Think Electric Cars are Expensive? Try Ford’s F-250 Full-Sized Truck

2008 F-250 Truck

[social_buttons] Think paying $100,000 for an electric car is obscene? How about $100K for an F-250?

As much was we covet electric cars like the Tesla Roadster, most of us balk at the $100,000 sticker price. But with gas prices at or above $4 / gallon, the cost difference isn’t as dramatic as you might imagine.

The NYTimes reported last week that if you account for total ownership of a full-sized truck, including insurance, interest, repairs, taxes, and gasoline, a big vehicle like Ford’s F-250 will now set you back $100,000 in the first five years of ownership. Five years is the average amount of time an owner keeps one of these trucks.

Obviously, the average person and automakers alike are noticing how expensive large vehicles have become (GM just announced it would stop making trucks and SUVs at four of its North American plants). Until May, full-sized trucks accounted for 13% of the US vehicle market. They’ve now now plummeted to 9%. Ford’s F-series trucks have been the best selling vehicle annually since 1976, but for the first time in years the top selling vehicle last month was a car: the Honda Civic sedan.

Unfortunately, there isn’t a great renewable energy replacement for heavy duty trucks yet, besides incorporating hybrid technology (like GM has done) which can boost fuel economy by 20%, or modifying the fuel system to accept high ethanol blends (50% of GM’s fleet will be Flex-Fuel by 2012).

One thing has been made abundantly clear: the threshold for buying a full-size truck has gone up a few notches. I was shocked earlier this month when my mechanic said he would be downsizing to a Toyota Tacoma for his daily commute. Will he keep the full-sized truck? Of course, he says, because well, he still has a boat and horse trailer to haul around.

Posts Related to Electric Cars and Gas Prices:


New York Times-

Big Vehicles Stagger Under the Weight of $4 Gas

Detroit Automakers Compete for a Vanishing Truck Market

Photo Credit: Ford

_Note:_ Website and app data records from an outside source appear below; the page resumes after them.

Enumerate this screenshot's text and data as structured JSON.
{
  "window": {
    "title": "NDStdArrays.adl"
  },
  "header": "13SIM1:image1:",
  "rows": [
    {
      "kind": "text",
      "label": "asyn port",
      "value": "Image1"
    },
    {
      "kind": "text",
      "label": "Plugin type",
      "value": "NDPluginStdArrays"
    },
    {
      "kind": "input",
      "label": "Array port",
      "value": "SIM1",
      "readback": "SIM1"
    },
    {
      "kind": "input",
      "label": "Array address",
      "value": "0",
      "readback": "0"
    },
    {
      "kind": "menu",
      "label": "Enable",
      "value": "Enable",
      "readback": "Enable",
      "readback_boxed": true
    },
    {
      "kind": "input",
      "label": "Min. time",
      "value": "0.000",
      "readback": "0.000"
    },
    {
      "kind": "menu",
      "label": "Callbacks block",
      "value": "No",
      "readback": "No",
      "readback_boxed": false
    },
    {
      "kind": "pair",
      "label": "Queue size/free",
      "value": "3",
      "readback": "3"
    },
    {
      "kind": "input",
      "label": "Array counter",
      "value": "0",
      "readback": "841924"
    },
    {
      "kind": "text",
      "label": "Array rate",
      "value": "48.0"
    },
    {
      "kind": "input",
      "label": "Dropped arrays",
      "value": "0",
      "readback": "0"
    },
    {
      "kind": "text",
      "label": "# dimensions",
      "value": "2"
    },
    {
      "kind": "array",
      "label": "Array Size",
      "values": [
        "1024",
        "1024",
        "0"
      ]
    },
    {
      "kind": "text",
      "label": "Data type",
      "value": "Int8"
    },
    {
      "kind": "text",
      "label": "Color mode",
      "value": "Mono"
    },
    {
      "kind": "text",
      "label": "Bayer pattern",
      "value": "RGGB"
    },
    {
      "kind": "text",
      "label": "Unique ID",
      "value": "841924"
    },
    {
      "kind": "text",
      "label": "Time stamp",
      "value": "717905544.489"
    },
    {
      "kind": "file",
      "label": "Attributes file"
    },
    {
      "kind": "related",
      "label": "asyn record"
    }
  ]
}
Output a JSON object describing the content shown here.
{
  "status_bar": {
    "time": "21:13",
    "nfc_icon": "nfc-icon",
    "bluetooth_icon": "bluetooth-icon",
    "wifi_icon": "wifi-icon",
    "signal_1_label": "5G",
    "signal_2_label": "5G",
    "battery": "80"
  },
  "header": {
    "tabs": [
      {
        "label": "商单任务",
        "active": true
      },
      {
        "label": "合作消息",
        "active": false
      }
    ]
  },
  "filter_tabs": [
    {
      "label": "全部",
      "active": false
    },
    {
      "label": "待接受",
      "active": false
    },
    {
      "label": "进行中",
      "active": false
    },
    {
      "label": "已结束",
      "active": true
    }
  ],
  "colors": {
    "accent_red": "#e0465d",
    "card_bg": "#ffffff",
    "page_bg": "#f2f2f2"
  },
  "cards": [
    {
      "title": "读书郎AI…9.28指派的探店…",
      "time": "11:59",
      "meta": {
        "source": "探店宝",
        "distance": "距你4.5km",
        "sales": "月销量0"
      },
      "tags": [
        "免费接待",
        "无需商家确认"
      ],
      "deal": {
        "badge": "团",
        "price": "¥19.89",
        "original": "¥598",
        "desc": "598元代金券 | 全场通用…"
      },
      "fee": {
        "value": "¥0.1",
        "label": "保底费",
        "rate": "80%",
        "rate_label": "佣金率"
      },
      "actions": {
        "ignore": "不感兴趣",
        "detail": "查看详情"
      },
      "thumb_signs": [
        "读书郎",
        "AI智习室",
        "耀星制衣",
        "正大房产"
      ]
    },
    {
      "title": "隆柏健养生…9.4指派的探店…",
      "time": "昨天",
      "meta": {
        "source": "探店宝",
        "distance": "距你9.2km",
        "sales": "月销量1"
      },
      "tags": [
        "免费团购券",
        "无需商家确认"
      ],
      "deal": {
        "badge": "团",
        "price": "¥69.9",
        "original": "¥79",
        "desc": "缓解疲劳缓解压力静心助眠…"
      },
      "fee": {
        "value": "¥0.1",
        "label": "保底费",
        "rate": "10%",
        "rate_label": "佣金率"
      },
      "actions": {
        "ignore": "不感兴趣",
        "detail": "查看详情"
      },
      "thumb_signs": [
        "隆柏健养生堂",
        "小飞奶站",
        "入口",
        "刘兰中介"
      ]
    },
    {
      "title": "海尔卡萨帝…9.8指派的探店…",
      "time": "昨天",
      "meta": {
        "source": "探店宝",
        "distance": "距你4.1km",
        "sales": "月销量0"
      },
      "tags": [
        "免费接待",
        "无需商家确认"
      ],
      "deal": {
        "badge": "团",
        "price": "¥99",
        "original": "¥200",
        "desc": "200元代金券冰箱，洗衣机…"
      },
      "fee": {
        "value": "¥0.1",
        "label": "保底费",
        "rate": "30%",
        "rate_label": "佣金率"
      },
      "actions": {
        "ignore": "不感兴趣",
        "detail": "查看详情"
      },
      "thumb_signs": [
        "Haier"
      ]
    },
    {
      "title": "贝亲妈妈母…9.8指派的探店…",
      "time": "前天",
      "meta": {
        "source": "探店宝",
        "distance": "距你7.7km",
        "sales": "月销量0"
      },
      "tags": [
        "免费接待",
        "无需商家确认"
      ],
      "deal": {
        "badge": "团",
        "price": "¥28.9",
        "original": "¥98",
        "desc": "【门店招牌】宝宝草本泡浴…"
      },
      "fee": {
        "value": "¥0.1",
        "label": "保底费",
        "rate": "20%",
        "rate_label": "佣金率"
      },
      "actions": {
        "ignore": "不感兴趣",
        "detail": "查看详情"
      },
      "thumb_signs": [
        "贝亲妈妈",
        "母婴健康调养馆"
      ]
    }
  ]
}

In a past life, Clayton was a professional blogger and editor of Gas 2.0, Important Media’s blog covering the future of sustainable transportation. He was also the Managing Editor for GO Media, the predecessor to Important Media.